number = "2",

}

TY - JOUR

T1 - Transcallosal sensorimotor fiber tract structure-function relationships

AU - Fling, Brett

AU - Benson, Bryan L.

AU - Seidler, Rachael D.

PY - 2013/2

Y1 - 2013/2

N2 - Recent studies have demonstrated neuroanatomically selective relationships among white matter tract microstructure, physiological function, and task performance. Such findings suggest that the microstructure of transcallosal motor fibers may reflect the capacity for interhemispheric inhibition between the primary motor cortices, although full characterization of the transcallosal inhibitory sensorimotor network is lacking. Thus, the goal of this study was to provide a comprehensive description of transcallosal fibers connecting homologous sensorimotor cortical regions and to identify the relationship(s) between fiber tract microstructure and interhemispheric inhibition during voluntary cortical activity. To this end, we assessed microstructure of fiber tracts connecting homologous sensorimotor regions of the cortex with diffusion tensor imaging. We also assessed interhemispheric inhibition by eliciting the ipsilateral silent period (iSP) within the same participants. We mapped mutually exclusive transcallosal connections between homologous sensorimotor regions and computed quantitative metrics of each fiber tract. Paralleling work in non-human primates, we found the densest interhemispheric sensorimotor connections to be between the medial motor areas. Additionally, we provide a midsagittal callosal atlas in normalized Montreal Neurological Institute (MNI) space for future studies to use when investigating callosal fiber tracts connecting primary and secondary sensorimotor cortices. Finally, we report a strong, positive relationship (r = 0.76) between strength of interhemispheric inhibition (iSP) and microstructure of interhemispheric fibers that is specific to tracts connecting the primary motor cortices. Thus, increased fiber microstructure in young adults predicts interhemispheric inhibitory capacity. Hum Brain Mapp, 2013.
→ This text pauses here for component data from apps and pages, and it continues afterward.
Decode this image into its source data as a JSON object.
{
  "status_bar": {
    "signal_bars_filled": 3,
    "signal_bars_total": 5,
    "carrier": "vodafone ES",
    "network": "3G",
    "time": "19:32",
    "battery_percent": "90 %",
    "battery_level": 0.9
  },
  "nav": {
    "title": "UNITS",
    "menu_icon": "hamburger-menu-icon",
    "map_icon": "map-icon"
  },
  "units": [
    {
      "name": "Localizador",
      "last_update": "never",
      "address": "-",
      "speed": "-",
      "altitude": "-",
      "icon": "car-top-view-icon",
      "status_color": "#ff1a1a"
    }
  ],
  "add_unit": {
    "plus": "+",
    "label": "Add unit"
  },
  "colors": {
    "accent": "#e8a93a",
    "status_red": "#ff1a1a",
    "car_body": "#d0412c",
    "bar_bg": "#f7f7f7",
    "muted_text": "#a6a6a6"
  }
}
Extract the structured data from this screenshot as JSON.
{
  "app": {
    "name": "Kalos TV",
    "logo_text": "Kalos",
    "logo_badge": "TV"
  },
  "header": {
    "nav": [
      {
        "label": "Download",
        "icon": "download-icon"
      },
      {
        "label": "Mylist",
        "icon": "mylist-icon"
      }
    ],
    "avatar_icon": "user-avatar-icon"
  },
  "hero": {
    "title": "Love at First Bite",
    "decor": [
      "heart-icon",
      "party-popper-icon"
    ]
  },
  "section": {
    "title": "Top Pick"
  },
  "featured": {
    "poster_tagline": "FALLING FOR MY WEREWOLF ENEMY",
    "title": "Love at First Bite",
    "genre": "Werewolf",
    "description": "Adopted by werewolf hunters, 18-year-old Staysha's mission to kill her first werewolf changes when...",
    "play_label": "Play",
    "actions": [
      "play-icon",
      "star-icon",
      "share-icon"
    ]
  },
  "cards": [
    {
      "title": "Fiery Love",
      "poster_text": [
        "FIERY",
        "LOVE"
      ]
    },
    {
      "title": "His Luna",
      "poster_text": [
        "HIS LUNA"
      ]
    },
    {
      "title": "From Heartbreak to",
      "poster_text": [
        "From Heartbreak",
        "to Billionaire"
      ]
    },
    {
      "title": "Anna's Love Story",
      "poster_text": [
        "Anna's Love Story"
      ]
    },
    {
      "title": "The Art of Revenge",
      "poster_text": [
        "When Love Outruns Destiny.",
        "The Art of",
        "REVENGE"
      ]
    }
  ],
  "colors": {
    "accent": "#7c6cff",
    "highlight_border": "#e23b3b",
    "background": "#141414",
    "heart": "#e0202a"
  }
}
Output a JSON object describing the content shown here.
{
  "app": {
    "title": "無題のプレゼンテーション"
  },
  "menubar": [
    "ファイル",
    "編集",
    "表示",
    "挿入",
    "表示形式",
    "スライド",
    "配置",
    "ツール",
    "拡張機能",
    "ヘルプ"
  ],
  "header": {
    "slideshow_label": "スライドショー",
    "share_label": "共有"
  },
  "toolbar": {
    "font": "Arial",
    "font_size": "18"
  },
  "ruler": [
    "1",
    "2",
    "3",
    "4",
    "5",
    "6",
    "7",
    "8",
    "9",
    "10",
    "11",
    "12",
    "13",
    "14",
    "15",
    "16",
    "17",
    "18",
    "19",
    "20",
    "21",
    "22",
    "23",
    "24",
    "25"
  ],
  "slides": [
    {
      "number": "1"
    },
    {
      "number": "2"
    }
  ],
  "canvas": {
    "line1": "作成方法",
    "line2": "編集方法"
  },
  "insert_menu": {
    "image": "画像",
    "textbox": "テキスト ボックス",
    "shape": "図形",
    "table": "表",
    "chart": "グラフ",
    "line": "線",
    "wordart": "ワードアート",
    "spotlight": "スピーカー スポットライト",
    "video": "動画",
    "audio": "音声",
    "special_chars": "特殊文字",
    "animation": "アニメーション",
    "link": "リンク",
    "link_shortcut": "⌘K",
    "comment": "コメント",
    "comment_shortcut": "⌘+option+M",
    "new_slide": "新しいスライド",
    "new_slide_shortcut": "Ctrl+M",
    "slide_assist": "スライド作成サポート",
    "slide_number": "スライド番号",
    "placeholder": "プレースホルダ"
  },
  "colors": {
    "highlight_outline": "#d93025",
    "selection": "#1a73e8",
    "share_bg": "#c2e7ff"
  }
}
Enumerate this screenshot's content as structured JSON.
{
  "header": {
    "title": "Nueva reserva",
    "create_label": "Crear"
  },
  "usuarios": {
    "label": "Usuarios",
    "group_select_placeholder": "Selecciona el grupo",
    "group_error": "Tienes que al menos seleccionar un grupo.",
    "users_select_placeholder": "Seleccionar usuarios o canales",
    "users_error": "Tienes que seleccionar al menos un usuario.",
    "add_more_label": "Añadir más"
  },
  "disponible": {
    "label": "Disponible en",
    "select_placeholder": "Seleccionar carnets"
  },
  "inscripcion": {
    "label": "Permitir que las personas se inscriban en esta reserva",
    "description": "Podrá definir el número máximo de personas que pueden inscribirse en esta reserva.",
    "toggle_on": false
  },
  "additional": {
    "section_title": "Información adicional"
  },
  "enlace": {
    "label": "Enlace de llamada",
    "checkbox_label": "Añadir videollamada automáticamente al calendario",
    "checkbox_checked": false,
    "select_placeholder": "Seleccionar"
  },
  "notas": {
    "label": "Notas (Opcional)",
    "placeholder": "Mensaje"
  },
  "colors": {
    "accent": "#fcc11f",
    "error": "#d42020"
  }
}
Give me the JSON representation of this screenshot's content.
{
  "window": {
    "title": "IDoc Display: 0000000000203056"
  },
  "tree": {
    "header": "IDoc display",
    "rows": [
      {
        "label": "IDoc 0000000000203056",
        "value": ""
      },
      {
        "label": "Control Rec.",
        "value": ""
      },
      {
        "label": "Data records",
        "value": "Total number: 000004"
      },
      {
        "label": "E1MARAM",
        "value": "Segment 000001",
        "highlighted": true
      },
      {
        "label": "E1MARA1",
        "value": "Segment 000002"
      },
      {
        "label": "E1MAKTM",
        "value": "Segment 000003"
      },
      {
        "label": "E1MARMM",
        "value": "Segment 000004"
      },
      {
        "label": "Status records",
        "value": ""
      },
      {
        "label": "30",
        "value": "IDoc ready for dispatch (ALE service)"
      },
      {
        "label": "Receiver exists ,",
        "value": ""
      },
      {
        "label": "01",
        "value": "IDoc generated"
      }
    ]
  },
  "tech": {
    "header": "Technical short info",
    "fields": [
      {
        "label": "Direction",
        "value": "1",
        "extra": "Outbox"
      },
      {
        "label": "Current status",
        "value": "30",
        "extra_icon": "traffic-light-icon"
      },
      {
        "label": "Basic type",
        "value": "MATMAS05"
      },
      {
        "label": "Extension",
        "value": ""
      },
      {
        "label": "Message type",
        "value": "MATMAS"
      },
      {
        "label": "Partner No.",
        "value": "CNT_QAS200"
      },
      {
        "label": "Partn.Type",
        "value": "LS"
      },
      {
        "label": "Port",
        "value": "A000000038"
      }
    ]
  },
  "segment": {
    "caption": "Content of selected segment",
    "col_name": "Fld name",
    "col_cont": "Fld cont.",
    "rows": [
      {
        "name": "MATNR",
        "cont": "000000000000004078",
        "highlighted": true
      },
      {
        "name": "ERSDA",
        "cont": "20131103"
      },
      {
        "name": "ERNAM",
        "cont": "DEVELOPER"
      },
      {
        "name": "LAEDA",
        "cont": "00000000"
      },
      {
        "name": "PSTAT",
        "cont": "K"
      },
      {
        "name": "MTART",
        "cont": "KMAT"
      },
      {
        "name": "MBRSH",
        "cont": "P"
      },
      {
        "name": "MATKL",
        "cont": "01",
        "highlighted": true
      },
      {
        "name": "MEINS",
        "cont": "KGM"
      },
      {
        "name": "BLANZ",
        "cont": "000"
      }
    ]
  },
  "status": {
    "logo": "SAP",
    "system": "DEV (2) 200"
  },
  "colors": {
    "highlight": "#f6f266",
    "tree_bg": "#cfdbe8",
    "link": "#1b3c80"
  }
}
AB - Recent studies have demonstrated neuroanatomically selective relationships among white matter tract microstructure, physiological function, and task performance. Such findings suggest that the microstructure of transcallosal motor fibers may reflect the capacity for interhemispheric inhibition between the primary motor cortices, although full characterization of the transcallosal inhibitory sensorimotor network is lacking. Thus, the goal of this study was to provide a comprehensive description of transcallosal fibers connecting homologous sensorimotor cortical regions and to identify the relationship(s) between fiber tract microstructure and interhemispheric inhibition during voluntary cortical activity. To this end, we assessed microstructure of fiber tracts connecting homologous sensorimotor regions of the cortex with diffusion tensor imaging. We also assessed interhemispheric inhibition by eliciting the ipsilateral silent period (iSP) within the same participants. We mapped mutually exclusive transcallosal connections between homologous sensorimotor regions and computed quantitative metrics of each fiber tract. Paralleling work in non-human primates, we found the densest interhemispheric sensorimotor connections to be between the medial motor areas. Additionally, we provide a midsagittal callosal atlas in normalized Montreal Neurological Institute (MNI) space for future studies to use when investigating callosal fiber tracts connecting primary and secondary sensorimotor cortices. Finally, we report a strong, positive relationship (r = 0.76) between strength of interhemispheric inhibition (iSP) and microstructure of interhemispheric fibers that is specific to tracts connecting the primary motor cortices. Thus, increased fiber microstructure in young adults predicts interhemispheric inhibitory capacity. Hum Brain Mapp, 2013.

KW - Corpus callosum

KW - Diffusion tensor imaging

KW - Interhemispheric inhibition

KW - Ipsilateral silent period

KW - Tractography

UR - http://www.scopus.com/inward/record.url?scp=84871988990&partnerID=8YFLogxK

UR - http://www.scopus.com/inward/citedby.url?scp=84871988990&partnerID=8YFLogxK

U2 - 10.1002/hbm.21437

DO - 10.1002/hbm.21437

M3 - Article

C2 - 22042512

AN - SCOPUS:84871988990

VL - 34

SP - 384

EP - 395

JO - Human Brain Mapping

JF - Human Brain Mapping

SN - 1065-9471

IS - 2

ER -